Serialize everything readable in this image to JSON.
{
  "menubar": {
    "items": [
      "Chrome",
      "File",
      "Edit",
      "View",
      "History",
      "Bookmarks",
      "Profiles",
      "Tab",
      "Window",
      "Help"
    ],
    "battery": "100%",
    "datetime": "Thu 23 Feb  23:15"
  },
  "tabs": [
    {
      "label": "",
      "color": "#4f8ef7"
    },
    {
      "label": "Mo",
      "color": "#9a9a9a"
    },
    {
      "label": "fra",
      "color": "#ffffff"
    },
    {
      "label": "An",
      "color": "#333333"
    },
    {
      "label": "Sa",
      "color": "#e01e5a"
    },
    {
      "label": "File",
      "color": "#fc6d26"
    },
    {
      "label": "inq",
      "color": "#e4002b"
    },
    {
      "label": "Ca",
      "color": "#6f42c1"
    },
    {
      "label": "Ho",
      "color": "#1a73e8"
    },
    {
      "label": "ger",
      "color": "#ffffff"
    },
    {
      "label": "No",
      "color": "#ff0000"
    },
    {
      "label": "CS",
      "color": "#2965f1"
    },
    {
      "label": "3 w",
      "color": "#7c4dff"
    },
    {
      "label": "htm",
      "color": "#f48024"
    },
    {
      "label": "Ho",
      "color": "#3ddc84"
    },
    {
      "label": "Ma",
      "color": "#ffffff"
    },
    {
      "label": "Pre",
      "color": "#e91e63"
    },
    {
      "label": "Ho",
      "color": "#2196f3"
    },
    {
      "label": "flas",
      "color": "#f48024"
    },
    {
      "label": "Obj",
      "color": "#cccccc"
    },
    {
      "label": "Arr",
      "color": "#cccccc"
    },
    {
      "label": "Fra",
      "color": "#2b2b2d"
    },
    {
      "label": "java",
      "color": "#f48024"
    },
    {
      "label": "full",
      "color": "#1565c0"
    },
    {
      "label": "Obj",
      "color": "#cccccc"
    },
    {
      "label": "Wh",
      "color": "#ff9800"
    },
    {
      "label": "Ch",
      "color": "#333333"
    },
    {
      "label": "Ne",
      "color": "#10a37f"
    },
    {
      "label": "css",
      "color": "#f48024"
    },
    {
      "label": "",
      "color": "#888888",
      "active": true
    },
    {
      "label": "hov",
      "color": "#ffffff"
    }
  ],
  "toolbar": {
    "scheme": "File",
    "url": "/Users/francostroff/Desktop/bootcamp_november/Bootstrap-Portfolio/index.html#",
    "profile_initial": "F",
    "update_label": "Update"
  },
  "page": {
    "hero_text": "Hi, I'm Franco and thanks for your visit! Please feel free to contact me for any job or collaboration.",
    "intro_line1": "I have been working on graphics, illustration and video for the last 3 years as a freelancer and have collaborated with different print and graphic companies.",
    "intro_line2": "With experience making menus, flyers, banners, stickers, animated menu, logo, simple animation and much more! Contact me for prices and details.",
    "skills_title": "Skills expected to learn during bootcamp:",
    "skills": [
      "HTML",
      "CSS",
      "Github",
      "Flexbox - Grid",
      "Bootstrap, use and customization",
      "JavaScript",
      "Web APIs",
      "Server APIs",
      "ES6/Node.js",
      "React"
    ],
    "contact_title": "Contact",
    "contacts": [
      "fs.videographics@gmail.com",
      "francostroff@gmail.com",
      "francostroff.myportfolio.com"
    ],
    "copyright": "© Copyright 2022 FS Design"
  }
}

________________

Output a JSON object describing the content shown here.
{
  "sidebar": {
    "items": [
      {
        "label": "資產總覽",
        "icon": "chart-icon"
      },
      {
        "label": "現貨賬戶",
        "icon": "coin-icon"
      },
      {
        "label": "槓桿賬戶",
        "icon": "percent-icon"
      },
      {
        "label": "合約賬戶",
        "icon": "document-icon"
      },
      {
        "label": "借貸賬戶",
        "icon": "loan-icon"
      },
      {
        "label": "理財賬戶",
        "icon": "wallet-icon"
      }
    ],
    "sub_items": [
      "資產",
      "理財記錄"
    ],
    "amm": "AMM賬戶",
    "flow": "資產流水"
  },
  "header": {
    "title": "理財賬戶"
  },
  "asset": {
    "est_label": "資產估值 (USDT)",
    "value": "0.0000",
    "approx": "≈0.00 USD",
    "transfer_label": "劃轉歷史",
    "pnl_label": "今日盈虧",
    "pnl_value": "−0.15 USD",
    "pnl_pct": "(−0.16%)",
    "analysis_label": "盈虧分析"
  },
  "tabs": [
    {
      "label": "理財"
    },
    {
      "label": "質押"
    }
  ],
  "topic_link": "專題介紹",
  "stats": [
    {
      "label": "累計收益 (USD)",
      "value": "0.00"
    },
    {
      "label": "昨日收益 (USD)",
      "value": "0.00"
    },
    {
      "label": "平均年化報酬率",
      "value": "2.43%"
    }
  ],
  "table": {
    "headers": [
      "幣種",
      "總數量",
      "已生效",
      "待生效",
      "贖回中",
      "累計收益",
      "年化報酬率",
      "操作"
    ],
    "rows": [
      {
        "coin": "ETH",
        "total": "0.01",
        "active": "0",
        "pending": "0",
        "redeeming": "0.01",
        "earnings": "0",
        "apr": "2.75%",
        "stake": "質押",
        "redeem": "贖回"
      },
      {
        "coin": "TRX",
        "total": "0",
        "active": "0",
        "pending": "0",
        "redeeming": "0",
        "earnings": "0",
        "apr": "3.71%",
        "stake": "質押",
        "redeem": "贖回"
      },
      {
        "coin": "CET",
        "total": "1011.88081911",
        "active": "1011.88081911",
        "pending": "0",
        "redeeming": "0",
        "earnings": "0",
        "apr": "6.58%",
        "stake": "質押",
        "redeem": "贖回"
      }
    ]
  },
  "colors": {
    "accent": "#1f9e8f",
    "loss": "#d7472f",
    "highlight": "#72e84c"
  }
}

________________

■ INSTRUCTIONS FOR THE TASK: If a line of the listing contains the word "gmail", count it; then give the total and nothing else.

■ ANSWER SECTION: 2